[DATA]:
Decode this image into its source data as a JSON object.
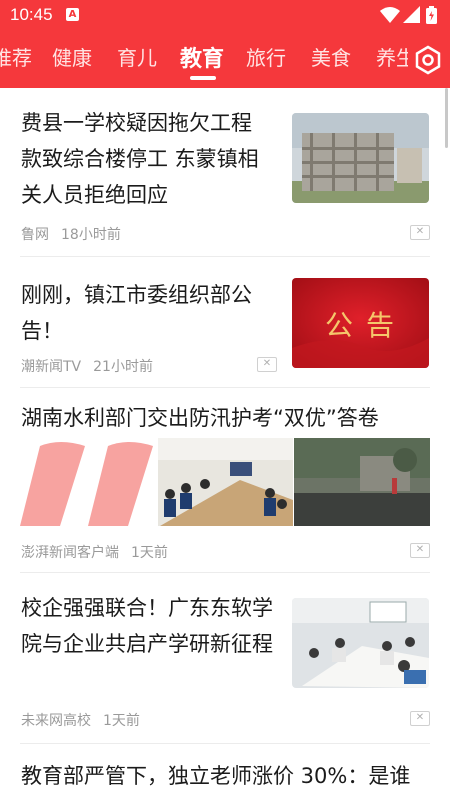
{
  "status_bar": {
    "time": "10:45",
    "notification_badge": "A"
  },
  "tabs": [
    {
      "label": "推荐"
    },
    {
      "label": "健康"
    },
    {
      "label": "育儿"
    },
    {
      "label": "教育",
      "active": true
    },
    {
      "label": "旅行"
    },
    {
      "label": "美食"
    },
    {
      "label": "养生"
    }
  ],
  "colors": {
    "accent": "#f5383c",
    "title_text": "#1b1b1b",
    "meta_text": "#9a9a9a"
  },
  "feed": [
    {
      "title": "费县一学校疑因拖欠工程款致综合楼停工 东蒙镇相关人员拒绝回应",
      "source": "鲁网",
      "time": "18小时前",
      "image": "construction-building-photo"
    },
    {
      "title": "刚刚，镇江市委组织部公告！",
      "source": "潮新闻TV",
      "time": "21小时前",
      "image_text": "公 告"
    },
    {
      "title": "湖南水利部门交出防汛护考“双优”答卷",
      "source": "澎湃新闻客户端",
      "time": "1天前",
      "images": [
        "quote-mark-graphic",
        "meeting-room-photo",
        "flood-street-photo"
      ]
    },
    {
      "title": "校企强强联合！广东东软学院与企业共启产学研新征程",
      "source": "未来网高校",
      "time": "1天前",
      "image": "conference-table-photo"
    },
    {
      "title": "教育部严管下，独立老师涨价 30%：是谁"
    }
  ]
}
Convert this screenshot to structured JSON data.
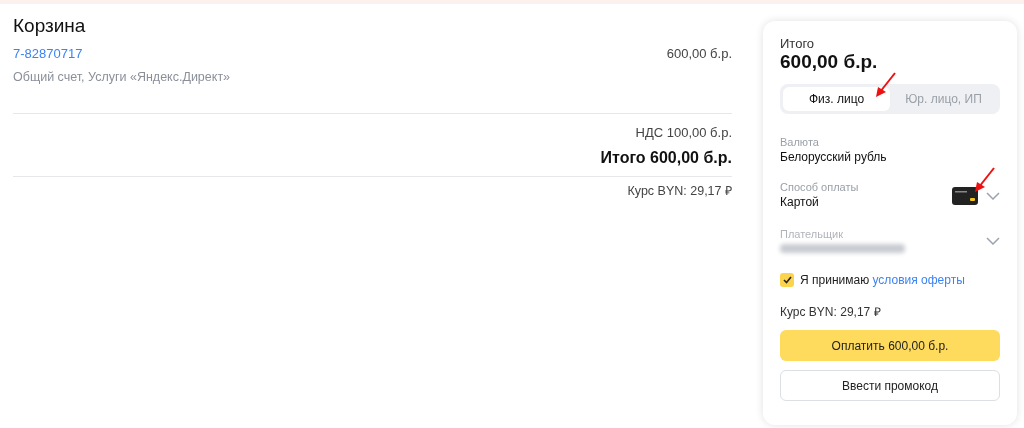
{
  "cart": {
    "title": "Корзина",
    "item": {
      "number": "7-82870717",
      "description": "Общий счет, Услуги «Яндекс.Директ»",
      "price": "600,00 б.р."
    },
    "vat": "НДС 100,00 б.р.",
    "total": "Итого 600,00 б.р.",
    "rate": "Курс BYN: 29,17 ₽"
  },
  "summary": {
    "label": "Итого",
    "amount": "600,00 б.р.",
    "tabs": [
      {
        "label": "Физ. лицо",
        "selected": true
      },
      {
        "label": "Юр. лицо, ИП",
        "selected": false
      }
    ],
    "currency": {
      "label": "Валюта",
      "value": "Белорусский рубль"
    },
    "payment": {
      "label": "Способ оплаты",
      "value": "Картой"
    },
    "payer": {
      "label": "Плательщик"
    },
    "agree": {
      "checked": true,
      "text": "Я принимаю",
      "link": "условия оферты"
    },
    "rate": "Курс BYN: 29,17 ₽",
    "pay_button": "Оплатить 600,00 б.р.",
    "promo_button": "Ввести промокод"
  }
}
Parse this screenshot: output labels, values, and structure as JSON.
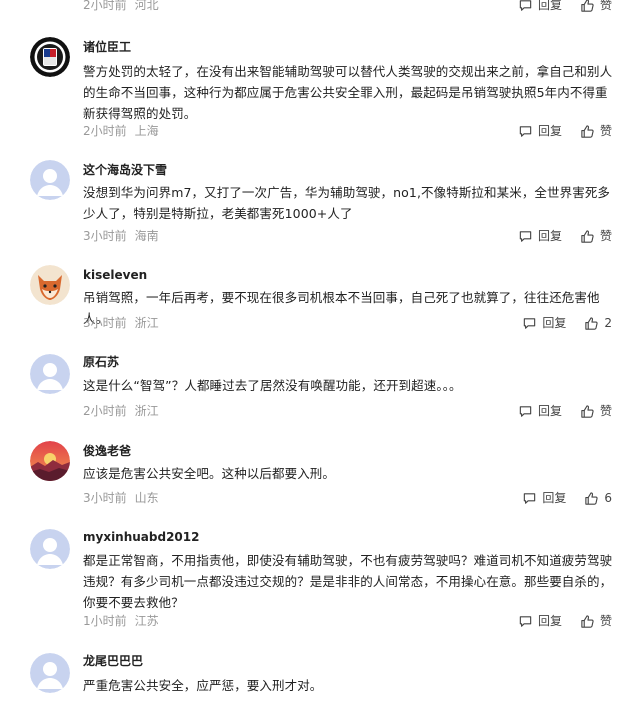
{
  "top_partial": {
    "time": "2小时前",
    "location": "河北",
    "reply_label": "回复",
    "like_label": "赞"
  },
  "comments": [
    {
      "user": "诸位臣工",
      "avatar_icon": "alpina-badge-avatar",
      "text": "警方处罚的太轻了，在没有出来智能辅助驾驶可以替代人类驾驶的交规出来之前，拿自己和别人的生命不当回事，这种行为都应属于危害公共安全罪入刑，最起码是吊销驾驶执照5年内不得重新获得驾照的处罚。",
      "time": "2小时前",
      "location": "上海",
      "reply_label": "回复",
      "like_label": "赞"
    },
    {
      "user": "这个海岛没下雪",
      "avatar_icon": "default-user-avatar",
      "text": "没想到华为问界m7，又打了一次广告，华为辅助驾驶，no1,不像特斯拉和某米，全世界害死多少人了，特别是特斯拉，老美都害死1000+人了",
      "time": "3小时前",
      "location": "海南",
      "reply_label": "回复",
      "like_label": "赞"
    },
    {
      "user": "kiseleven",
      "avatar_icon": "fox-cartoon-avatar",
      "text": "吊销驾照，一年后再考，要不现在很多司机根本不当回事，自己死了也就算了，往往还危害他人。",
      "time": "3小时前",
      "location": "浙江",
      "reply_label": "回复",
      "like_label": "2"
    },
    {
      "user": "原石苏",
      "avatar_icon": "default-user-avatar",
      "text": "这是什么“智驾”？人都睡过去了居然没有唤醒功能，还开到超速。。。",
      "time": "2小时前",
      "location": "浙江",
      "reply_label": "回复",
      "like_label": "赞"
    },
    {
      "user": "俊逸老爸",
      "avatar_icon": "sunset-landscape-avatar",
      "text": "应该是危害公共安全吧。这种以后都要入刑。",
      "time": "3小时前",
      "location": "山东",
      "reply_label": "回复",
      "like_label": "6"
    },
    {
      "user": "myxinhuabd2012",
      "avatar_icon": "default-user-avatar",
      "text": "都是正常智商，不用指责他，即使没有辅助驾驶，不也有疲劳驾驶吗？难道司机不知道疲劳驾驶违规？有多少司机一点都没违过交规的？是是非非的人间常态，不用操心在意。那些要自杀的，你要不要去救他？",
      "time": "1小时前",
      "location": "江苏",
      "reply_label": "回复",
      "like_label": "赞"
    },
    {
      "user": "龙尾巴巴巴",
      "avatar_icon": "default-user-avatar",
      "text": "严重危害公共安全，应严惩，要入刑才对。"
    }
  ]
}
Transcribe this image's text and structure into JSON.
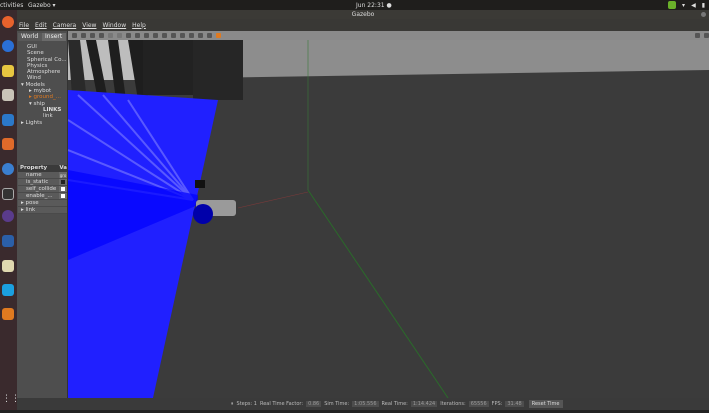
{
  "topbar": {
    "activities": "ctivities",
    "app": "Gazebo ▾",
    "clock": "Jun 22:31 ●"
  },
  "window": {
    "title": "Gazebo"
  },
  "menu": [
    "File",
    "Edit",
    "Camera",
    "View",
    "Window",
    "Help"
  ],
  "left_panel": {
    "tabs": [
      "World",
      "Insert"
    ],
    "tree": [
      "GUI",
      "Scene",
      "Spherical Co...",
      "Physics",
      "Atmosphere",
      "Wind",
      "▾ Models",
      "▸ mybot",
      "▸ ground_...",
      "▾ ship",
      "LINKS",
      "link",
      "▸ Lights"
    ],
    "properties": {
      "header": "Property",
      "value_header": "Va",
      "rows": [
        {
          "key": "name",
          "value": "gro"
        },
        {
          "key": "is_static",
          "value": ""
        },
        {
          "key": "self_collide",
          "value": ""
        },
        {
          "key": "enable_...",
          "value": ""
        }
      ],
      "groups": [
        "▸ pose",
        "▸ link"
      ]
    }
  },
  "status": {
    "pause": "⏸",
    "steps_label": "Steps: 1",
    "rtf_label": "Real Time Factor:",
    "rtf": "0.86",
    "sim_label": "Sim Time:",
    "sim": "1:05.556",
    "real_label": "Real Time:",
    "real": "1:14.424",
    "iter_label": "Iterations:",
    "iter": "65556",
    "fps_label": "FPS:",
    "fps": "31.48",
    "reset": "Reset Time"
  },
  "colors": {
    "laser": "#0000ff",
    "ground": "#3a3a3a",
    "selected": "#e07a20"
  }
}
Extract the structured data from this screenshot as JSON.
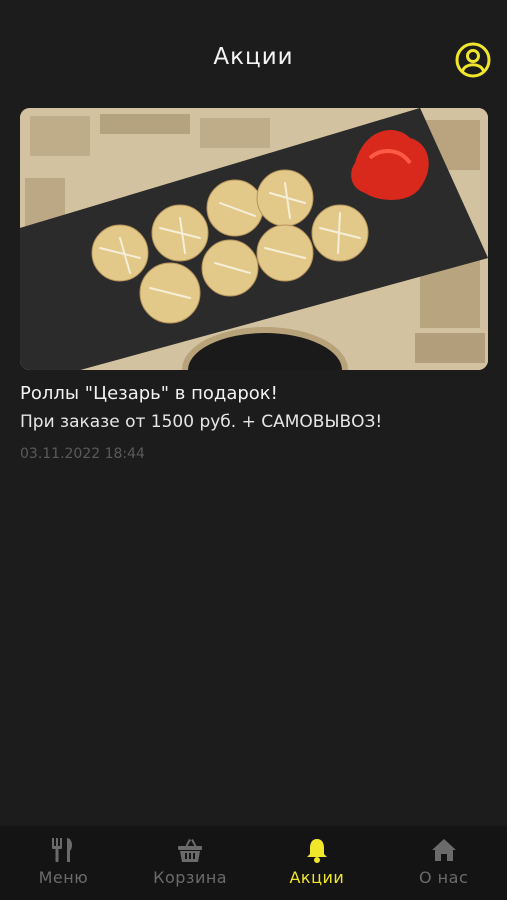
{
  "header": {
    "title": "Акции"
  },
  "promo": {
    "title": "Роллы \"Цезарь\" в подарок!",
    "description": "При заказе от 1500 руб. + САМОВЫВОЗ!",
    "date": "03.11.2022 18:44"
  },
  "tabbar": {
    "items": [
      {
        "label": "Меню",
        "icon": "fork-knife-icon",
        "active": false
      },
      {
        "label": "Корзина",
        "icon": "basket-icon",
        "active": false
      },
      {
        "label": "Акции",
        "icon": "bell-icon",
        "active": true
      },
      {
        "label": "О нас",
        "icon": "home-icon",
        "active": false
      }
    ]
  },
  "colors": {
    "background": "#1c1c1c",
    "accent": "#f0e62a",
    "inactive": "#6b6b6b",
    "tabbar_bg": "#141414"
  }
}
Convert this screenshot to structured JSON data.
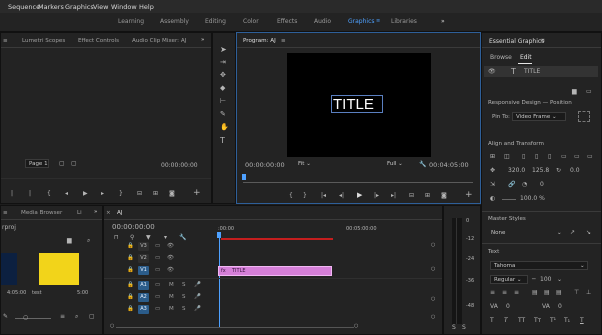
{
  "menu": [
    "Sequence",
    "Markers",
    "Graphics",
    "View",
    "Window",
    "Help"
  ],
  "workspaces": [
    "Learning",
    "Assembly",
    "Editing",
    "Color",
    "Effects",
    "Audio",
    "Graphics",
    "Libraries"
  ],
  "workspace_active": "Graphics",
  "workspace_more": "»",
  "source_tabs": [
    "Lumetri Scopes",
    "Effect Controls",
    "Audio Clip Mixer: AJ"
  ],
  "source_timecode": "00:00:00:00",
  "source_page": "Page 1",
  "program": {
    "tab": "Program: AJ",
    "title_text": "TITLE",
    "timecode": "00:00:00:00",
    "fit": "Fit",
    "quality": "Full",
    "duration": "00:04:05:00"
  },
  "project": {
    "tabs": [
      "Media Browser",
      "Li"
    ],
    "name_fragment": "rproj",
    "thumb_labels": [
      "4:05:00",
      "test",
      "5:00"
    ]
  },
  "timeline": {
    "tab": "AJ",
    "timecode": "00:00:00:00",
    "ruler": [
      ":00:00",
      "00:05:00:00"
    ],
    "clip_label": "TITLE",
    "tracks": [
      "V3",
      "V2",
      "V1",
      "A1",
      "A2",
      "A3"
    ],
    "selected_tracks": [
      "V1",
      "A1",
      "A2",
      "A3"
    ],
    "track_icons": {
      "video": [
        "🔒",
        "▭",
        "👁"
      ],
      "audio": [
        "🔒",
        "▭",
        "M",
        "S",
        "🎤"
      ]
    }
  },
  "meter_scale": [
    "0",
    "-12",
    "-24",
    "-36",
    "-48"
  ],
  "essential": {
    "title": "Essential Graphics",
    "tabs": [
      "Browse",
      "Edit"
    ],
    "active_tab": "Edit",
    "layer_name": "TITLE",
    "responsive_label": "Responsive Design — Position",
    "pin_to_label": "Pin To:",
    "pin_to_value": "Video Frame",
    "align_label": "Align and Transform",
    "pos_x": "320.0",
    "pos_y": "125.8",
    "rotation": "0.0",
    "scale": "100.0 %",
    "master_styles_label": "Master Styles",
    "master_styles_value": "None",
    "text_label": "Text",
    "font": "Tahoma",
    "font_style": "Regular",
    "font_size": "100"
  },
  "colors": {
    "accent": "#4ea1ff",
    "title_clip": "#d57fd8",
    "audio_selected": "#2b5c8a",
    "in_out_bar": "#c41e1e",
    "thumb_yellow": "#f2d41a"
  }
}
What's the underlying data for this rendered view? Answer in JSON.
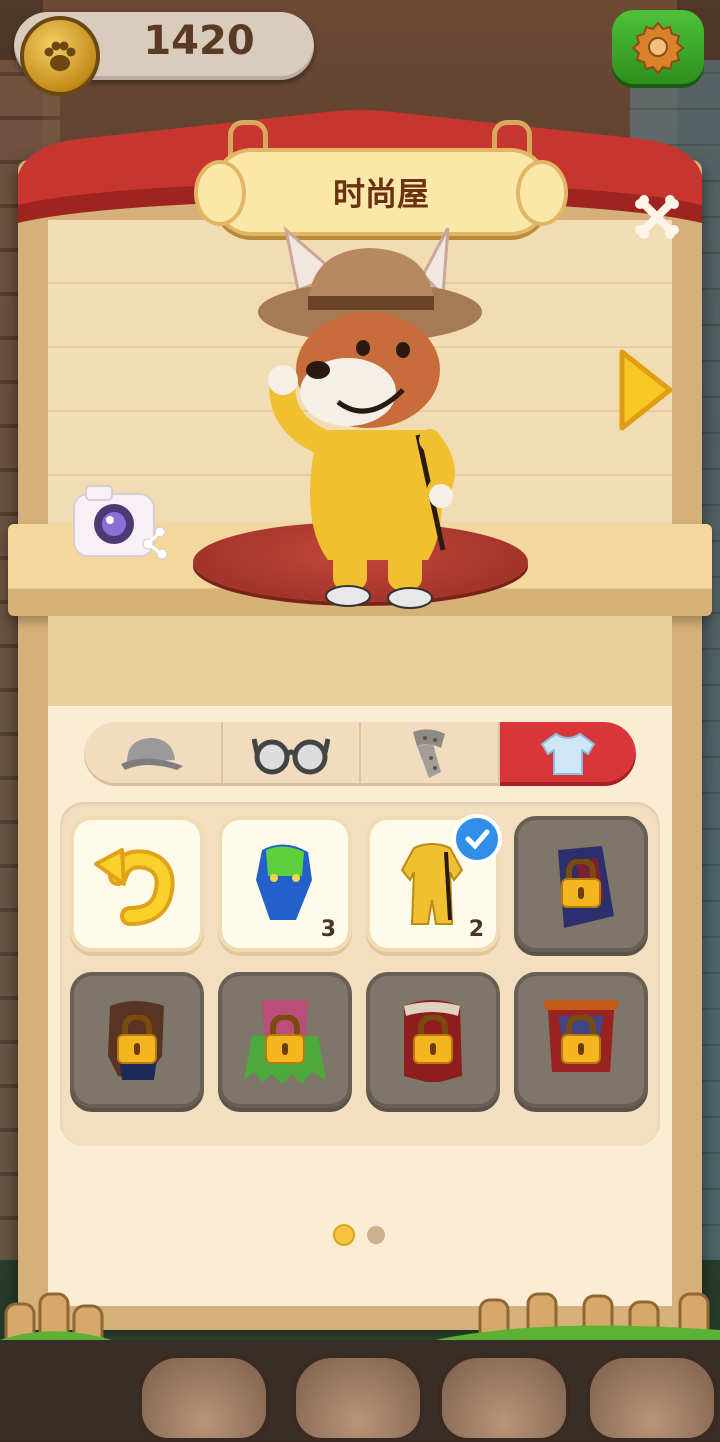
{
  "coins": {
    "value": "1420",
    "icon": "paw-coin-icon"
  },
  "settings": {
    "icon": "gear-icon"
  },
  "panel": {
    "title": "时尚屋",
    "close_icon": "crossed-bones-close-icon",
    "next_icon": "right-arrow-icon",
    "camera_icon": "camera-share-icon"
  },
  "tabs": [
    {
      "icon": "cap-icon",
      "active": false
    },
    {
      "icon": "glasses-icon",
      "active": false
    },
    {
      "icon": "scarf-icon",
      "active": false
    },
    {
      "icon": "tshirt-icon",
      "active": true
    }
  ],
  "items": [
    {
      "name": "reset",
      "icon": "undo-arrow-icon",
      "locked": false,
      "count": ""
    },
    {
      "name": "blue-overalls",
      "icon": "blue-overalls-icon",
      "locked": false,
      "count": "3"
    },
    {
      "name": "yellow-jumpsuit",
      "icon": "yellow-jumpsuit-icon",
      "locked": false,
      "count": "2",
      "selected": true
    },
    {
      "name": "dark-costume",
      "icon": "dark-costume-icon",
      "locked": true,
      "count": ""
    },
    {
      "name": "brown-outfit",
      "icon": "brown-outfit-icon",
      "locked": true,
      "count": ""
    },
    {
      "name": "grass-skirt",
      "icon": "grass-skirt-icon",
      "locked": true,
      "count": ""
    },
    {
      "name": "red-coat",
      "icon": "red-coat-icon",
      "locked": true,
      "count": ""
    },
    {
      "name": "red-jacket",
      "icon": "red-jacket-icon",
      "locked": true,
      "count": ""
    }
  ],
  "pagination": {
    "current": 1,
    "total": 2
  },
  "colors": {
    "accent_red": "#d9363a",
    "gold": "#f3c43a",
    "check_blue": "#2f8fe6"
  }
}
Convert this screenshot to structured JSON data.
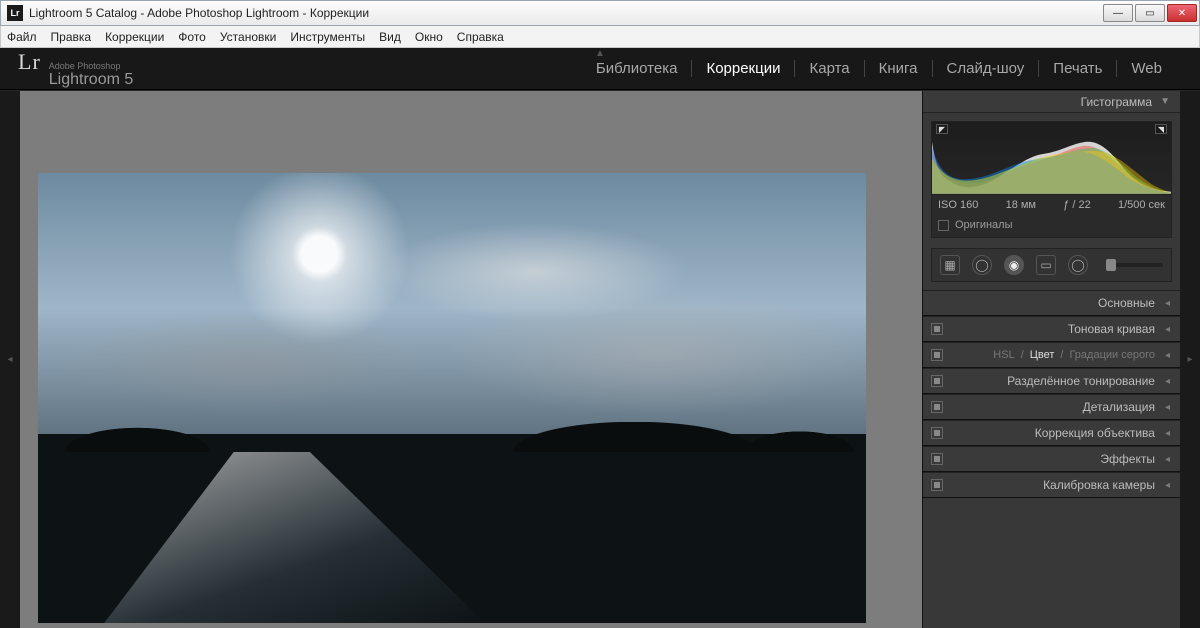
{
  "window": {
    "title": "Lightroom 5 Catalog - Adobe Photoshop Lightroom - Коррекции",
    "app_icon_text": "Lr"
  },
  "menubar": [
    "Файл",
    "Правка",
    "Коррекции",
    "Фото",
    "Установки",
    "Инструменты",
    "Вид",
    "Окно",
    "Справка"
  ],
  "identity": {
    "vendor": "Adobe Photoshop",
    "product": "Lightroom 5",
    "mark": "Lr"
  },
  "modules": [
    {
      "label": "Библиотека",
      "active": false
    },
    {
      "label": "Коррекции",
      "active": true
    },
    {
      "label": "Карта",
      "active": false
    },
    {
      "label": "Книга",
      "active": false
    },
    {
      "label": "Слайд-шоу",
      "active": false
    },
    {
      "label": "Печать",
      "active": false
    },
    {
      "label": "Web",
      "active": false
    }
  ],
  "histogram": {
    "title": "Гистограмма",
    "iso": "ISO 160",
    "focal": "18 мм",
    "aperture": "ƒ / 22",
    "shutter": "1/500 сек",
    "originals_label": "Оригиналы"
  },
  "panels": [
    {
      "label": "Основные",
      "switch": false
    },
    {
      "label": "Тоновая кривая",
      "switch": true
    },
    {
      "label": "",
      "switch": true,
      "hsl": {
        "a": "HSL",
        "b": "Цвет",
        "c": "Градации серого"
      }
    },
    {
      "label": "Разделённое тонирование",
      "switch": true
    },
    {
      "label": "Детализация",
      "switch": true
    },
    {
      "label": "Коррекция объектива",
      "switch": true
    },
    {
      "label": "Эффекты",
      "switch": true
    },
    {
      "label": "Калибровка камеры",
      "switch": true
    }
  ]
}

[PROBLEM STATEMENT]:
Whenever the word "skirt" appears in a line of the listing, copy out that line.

[OUTPUT OF THE TASK]:
      "name": "grass-skirt",
      "icon": "grass-skirt-icon",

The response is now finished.